For this purpose, we performed pELISA based on the synthetic peptide bearing thevirulence motif (RRQKRF) to determine whether pELISA could differentiate infected birds from vaccinated chickens under field conditions. As shown in Table 1, most of the sera had HI antibody regardless of virulent NDV infection since all birds had received vaccination two times or more.
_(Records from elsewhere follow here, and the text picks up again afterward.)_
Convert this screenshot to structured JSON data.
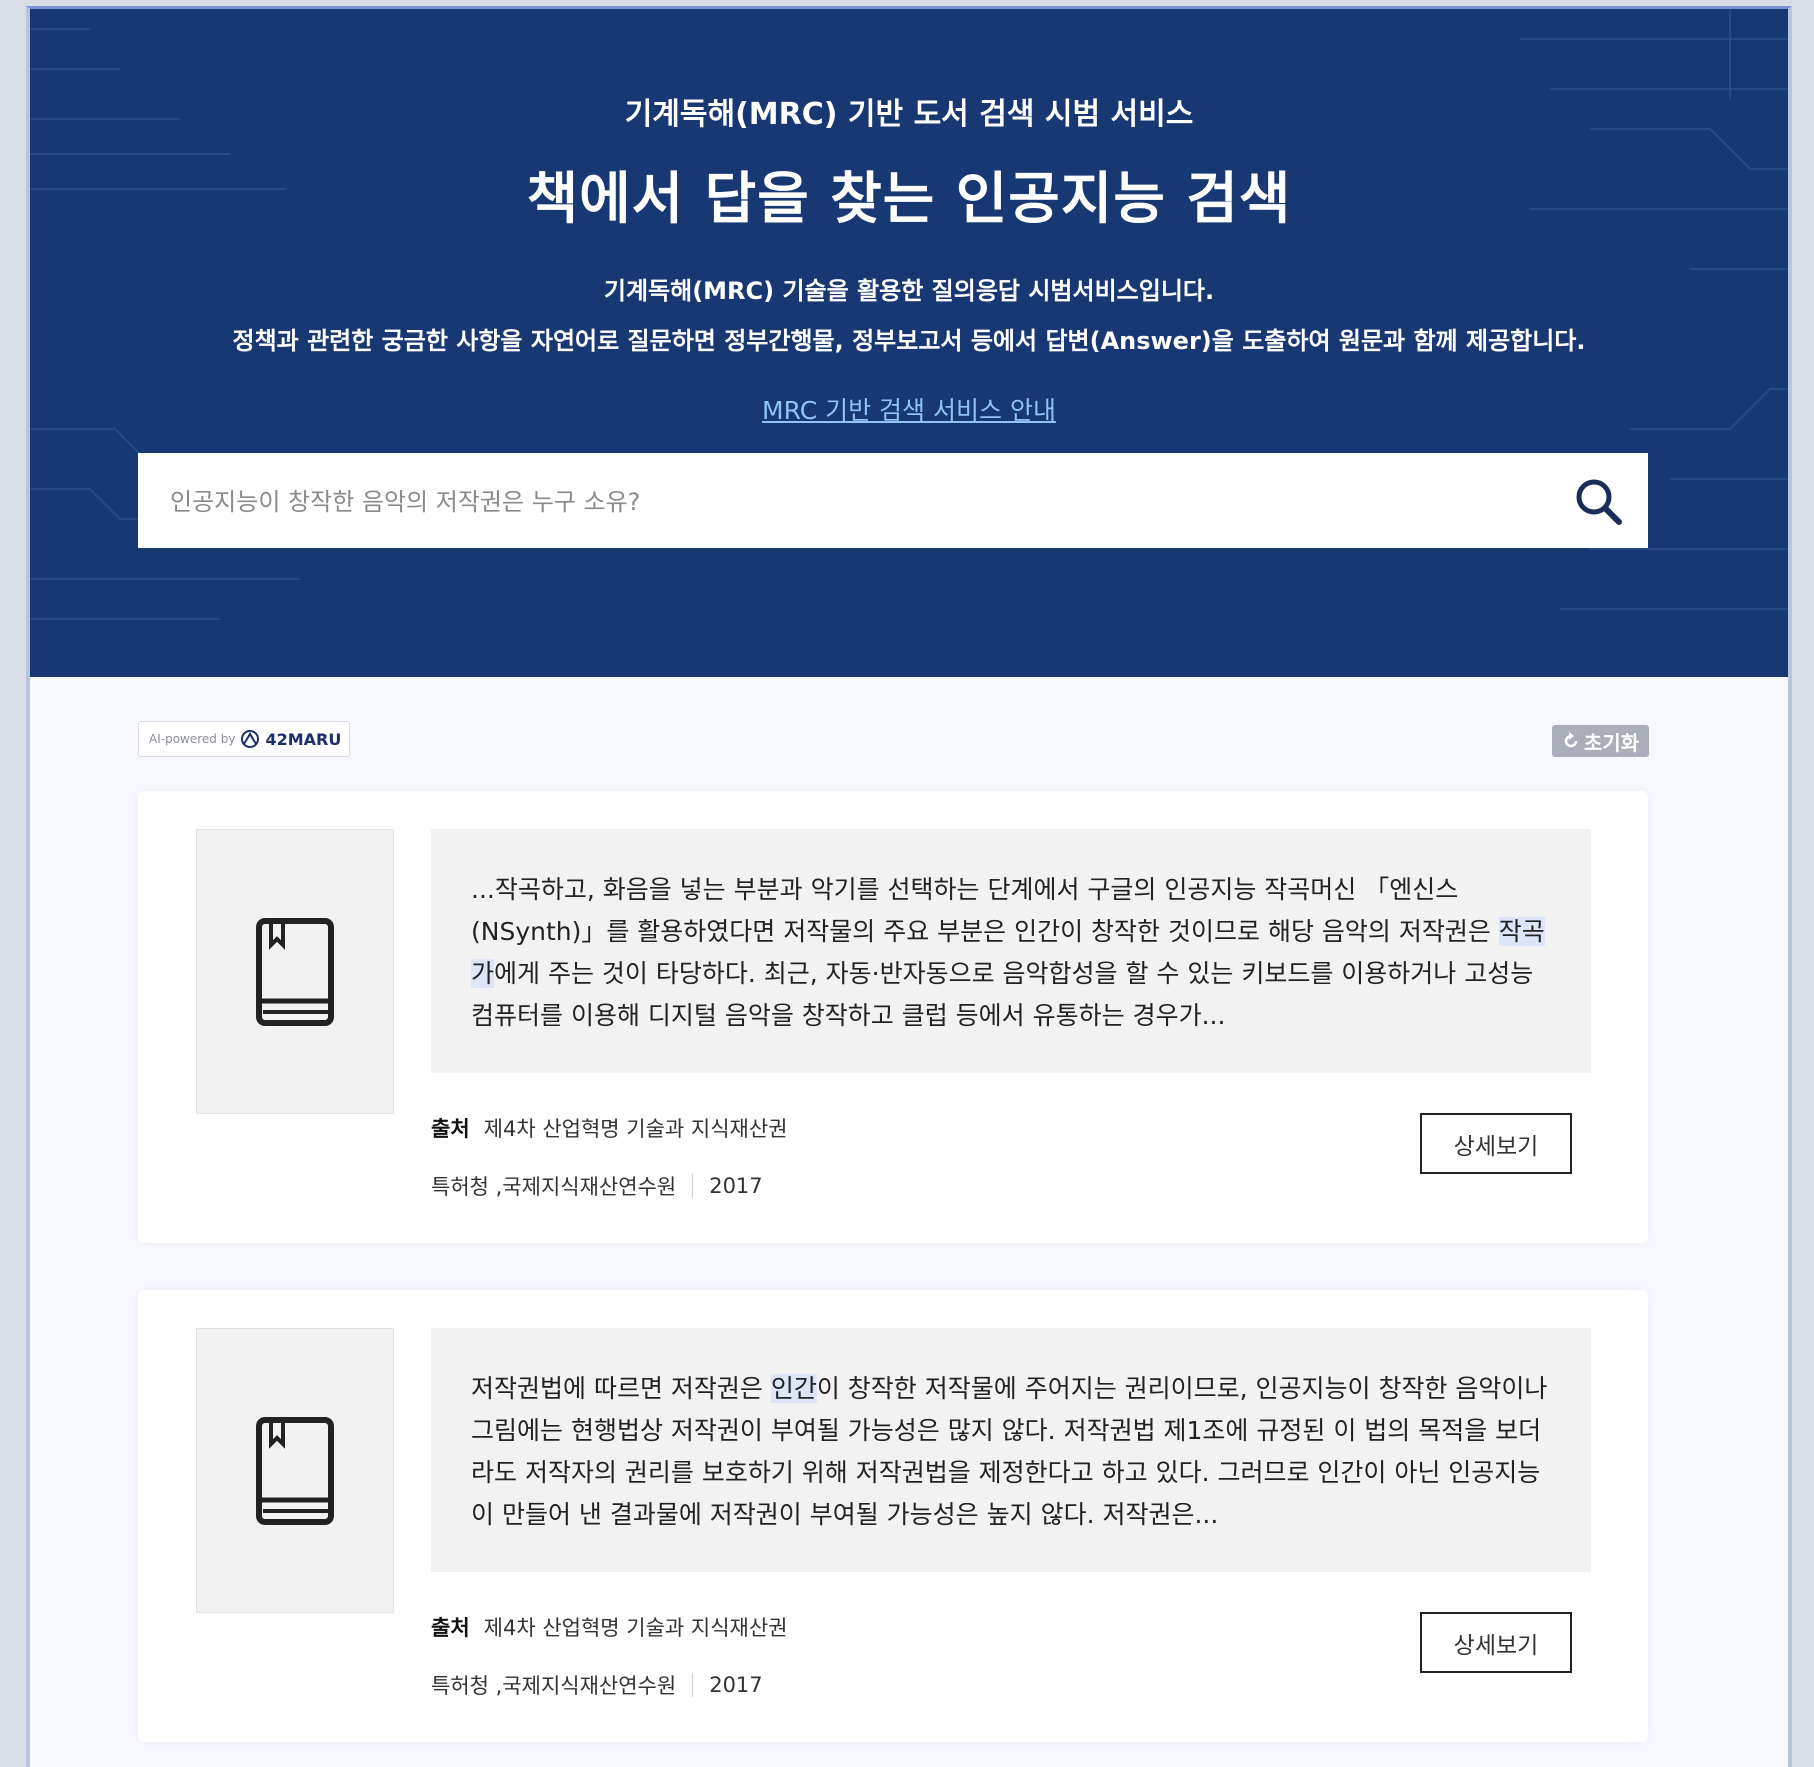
{
  "hero": {
    "subtitle": "기계독해(MRC) 기반 도서 검색 시범 서비스",
    "title": "책에서 답을 찾는 인공지능 검색",
    "description_line1": "기계독해(MRC) 기술을 활용한 질의응답 시범서비스입니다.",
    "description_line2": "정책과 관련한 궁금한 사항을 자연어로 질문하면 정부간행물, 정부보고서 등에서 답변(Answer)을 도출하여 원문과 함께 제공합니다.",
    "guide_link": "MRC 기반 검색 서비스 안내"
  },
  "search": {
    "placeholder": "인공지능이 창작한 음악의 저작권은 누구 소유?",
    "icon": "search-icon"
  },
  "powered_by": {
    "prefix": "AI-powered by",
    "brand": "42MARU"
  },
  "reset": {
    "label": "초기화",
    "icon": "refresh-icon"
  },
  "results": [
    {
      "excerpt_before": "...작곡하고, 화음을 넣는 부분과 악기를 선택하는 단계에서 구글의 인공지능 작곡머신 「엔신스(NSynth)」를 활용하였다면 저작물의 주요 부분은 인간이 창작한 것이므로 해당 음악의 저작권은 ",
      "excerpt_highlight": "작곡가",
      "excerpt_after": "에게 주는 것이 타당하다. 최근, 자동·반자동으로 음악합성을 할 수 있는 키보드를 이용하거나 고성능 컴퓨터를 이용해 디지털 음악을 창작하고 클럽 등에서 유통하는 경우가...",
      "source_label": "출처",
      "source_title": "제4차 산업혁명 기술과 지식재산권",
      "publisher": "특허청 ,국제지식재산연수원",
      "year": "2017",
      "detail_label": "상세보기",
      "thumb_icon": "book-icon"
    },
    {
      "excerpt_before": "저작권법에 따르면 저작권은 ",
      "excerpt_highlight": "인간",
      "excerpt_after": "이 창작한 저작물에 주어지는 권리이므로, 인공지능이 창작한 음악이나 그림에는 현행법상 저작권이 부여될 가능성은 많지 않다. 저작권법 제1조에 규정된 이 법의 목적을 보더라도 저작자의 권리를 보호하기 위해 저작권법을 제정한다고 하고 있다. 그러므로 인간이 아닌 인공지능이 만들어 낸 결과물에 저작권이 부여될 가능성은 높지 않다. 저작권은...",
      "source_label": "출처",
      "source_title": "제4차 산업혁명 기술과 지식재산권",
      "publisher": "특허청 ,국제지식재산연수원",
      "year": "2017",
      "detail_label": "상세보기",
      "thumb_icon": "book-icon"
    }
  ],
  "colors": {
    "hero_background": "#173873",
    "link": "#8ec3f2",
    "highlight": "#dce6f8",
    "reset_button": "#a9aeb8"
  }
}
However, there was a significant difference (p < 0.05) in pELISA reactivity between ND outbreak farms (60~91%) and farms without ND outbreak (0~5%). This suggests that most birds with ELISA positive results on ND outbreak farms produce antibodies to the RRQKRF motif following virulent NDV infection, as demonstrated in SPF chickens after challenge with virulent NDV. In contrast, the ELISA-positive signal in a bird on farm F is presumably non-specific considering that the bird was still apparently healthy at that time of sampling.
In conclusion, we were the first to examine whether pELISA can discriminate virulent NDV-infected birds from birds that have been vaccinated with whole virus vaccines. Our findings indicate that serological testing using a virulence motif has the potential to differentiate infected from vaccinated birds. This suggests that tests like the pELISA may be suitable as a differentiation between infected and vaccinated animals (DIVA) serological tests that can be used to monitor herds vaccinated with whole virus vaccines, perhaps in combination with antigen and/or virus isolation methods. It should be noted that while we did not test the ability of the pELISA to detect virulent NDV strains with different virulence motifs such as KRQKRF, we found that the RRQKRF-specific antibodies could cross-react quite well with these alternate virulence motifs. Thus, it may be that antibodies raised against the alternate virulence motifs exhibit similar cross-reactivity. Further studies on development of a virulence motif-based immunoassay for DIVA serological test are in progress.
This work was supported by a grant of the National Veterinary Research and Quarantine Service, Korea (RAD15-2008-08-02).